Here, we are setting the clear colour to 0% red, 100% green, 100% blue and 100% alpha (the colour is opaque). Checking Keyboard Input We will also need to do some checking to see if the user wants to exit the application. We will do this by checking to see if Escape has been pressed. Add the following line to the update function.

If we get GLFW_KEY_ESC and it returns true (button pressed) we set running to false (we also check that the window created by GLFW is still open, which is good practice). Clearing the Screen and Swapping the Buffer Now all we need to do is perform standard drawing functions, such as clearing the screen and swapping the buffers (displaying what we have drawn). This involves just a couple of function calls in the render function:

Line 21 clears the current colours on the screen, using the clear colour. Line 22 swaps the buffer with GLFW. If you run your application now you will see the following window:

Important - the application you have now will form the basis for all our future applications. It would be a good idea to store this code somewhere.

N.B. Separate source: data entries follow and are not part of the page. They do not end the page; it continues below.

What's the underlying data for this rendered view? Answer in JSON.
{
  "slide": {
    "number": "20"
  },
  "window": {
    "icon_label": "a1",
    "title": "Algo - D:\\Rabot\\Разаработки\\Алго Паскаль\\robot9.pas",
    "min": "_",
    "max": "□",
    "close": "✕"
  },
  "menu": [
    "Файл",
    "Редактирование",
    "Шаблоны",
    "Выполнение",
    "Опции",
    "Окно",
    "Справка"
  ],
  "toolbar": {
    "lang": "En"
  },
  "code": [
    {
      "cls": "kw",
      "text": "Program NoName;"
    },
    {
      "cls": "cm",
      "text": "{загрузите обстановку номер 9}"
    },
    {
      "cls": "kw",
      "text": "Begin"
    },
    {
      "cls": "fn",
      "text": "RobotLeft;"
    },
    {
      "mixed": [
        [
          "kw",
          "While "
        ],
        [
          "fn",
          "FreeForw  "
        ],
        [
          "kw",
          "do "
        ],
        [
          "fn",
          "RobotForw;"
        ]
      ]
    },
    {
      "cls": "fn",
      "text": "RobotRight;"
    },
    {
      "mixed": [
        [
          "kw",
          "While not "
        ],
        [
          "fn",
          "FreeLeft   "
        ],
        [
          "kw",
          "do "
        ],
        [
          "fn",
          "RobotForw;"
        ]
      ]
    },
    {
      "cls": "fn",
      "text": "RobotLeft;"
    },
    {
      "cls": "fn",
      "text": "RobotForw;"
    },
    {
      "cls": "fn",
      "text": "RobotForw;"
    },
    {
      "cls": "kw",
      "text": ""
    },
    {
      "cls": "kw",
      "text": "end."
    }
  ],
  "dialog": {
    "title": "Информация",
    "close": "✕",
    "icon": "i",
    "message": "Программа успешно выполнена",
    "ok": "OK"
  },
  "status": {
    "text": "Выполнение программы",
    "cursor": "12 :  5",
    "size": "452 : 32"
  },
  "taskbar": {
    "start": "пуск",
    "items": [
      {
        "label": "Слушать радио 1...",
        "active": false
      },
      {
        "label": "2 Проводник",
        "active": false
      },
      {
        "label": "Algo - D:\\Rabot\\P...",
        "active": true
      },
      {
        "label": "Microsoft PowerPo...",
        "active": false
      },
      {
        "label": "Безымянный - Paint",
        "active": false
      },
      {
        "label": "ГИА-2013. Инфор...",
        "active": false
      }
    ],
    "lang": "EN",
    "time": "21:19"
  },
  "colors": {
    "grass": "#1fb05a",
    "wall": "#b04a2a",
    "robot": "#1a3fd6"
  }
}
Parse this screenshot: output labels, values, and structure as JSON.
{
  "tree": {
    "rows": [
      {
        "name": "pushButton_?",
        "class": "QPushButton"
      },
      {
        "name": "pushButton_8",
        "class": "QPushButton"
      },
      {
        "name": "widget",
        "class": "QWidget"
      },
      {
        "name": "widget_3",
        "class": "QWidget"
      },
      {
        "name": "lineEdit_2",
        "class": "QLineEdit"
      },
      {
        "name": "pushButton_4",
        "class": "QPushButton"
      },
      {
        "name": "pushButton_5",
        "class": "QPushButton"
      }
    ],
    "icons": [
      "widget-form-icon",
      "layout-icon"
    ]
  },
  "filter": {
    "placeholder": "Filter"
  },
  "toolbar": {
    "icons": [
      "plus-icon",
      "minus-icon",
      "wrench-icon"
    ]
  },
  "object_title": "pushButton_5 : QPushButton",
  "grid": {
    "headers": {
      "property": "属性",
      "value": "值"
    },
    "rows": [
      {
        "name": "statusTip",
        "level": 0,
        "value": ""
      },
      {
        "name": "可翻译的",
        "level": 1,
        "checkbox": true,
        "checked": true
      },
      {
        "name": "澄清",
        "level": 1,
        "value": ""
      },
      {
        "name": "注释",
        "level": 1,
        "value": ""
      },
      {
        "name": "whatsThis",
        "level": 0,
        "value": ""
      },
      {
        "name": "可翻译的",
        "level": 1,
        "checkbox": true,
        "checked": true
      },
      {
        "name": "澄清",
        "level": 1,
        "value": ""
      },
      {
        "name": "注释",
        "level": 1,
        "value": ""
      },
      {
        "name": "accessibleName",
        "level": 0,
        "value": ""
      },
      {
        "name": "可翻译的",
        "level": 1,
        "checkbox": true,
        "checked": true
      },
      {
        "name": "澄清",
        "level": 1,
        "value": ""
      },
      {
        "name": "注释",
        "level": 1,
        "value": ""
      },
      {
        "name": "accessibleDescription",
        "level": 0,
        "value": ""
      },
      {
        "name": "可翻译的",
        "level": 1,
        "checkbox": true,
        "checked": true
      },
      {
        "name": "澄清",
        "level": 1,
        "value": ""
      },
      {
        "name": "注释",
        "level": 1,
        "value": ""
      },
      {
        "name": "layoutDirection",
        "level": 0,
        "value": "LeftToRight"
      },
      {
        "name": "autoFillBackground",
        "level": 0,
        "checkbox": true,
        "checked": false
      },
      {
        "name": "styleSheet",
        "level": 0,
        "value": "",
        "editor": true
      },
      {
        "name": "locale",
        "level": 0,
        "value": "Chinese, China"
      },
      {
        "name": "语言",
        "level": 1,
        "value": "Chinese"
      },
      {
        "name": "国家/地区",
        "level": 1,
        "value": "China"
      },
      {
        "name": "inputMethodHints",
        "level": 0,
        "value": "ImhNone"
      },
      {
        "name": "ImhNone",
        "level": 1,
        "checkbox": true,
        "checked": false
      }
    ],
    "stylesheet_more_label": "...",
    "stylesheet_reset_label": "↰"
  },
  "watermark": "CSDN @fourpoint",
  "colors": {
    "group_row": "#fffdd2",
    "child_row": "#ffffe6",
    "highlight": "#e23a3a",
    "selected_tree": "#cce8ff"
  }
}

1. Change the clear colour of the screen. Colours to get working are: a. Red b. Green c. Blue d. White e. Black f. Yellow g. Cyan h. Magenta